Dataset rows describing interfaces —
————

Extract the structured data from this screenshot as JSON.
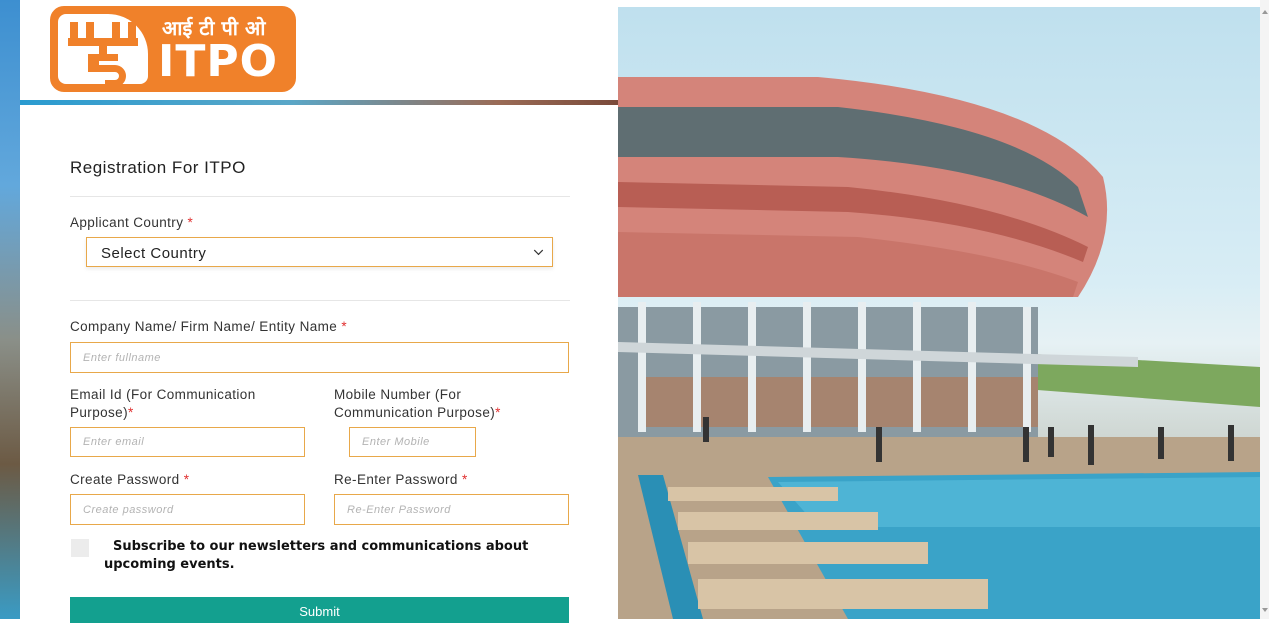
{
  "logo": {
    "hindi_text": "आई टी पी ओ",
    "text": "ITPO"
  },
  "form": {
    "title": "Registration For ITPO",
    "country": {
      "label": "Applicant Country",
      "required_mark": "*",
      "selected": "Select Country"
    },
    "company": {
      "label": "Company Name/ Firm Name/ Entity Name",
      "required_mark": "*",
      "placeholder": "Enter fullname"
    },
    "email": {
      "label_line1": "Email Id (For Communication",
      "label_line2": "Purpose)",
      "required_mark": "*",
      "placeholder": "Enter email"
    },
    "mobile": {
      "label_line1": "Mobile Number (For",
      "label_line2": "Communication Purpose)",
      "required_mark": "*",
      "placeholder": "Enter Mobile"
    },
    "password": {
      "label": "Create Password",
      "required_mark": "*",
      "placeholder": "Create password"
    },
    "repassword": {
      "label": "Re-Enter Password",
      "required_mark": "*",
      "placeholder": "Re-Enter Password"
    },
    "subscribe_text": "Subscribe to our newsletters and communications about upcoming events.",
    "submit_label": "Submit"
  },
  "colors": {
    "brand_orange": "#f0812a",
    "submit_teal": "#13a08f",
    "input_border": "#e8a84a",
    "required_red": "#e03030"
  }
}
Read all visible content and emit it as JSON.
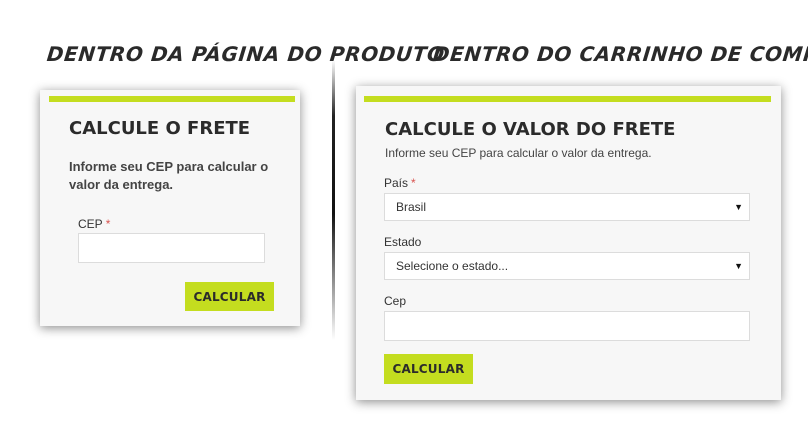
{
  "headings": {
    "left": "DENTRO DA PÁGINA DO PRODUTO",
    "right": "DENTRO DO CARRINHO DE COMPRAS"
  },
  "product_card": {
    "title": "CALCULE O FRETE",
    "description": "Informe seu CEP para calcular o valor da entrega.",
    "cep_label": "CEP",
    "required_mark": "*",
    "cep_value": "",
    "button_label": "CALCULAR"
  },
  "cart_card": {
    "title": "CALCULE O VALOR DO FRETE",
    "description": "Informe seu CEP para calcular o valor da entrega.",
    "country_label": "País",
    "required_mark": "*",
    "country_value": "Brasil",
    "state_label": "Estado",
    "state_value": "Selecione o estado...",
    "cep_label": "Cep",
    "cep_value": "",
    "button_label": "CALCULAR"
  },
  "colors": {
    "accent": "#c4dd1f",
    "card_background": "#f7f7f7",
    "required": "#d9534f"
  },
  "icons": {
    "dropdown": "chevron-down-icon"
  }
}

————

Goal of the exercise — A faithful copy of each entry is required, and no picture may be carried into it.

Solution to this exercise —
Extract the structured data from this screenshot as JSON.
{
  "logo": {
    "hindi_text": "आई टी पी ओ",
    "text": "ITPO"
  },
  "form": {
    "title": "Registration For ITPO",
    "country": {
      "label": "Applicant Country",
      "required_mark": "*",
      "selected": "Select Country"
    },
    "company": {
      "label": "Company Name/ Firm Name/ Entity Name",
      "required_mark": "*",
      "placeholder": "Enter fullname"
    },
    "email": {
      "label_line1": "Email Id (For Communication",
      "label_line2": "Purpose)",
      "required_mark": "*",
      "placeholder": "Enter email"
    },
    "mobile": {
      "label_line1": "Mobile Number (For",
      "label_line2": "Communication Purpose)",
      "required_mark": "*",
      "placeholder": "Enter Mobile"
    },
    "password": {
      "label": "Create Password",
      "required_mark": "*",
      "placeholder": "Create password"
    },
    "repassword": {
      "label": "Re-Enter Password",
      "required_mark": "*",
      "placeholder": "Re-Enter Password"
    },
    "subscribe_text": "Subscribe to our newsletters and communications about upcoming events.",
    "submit_label": "Submit"
  },
  "colors": {
    "brand_orange": "#f0812a",
    "submit_teal": "#13a08f",
    "input_border": "#e8a84a",
    "required_red": "#e03030"
  }
}
Read all visible content and emit it as JSON.
{
  "headings": {
    "left": "DENTRO DA PÁGINA DO PRODUTO",
    "right": "DENTRO DO CARRINHO DE COMPRAS"
  },
  "product_card": {
    "title": "CALCULE O FRETE",
    "description": "Informe seu CEP para calcular o valor da entrega.",
    "cep_label": "CEP",
    "required_mark": "*",
    "cep_value": "",
    "button_label": "CALCULAR"
  },
  "cart_card": {
    "title": "CALCULE O VALOR DO FRETE",
    "description": "Informe seu CEP para calcular o valor da entrega.",
    "country_label": "País",
    "required_mark": "*",
    "country_value": "Brasil",
    "state_label": "Estado",
    "state_value": "Selecione o estado...",
    "cep_label": "Cep",
    "cep_value": "",
    "button_label": "CALCULAR"
  },
  "colors": {
    "accent": "#c4dd1f",
    "card_background": "#f7f7f7",
    "required": "#d9534f"
  },
  "icons": {
    "dropdown": "chevron-down-icon"
  }
}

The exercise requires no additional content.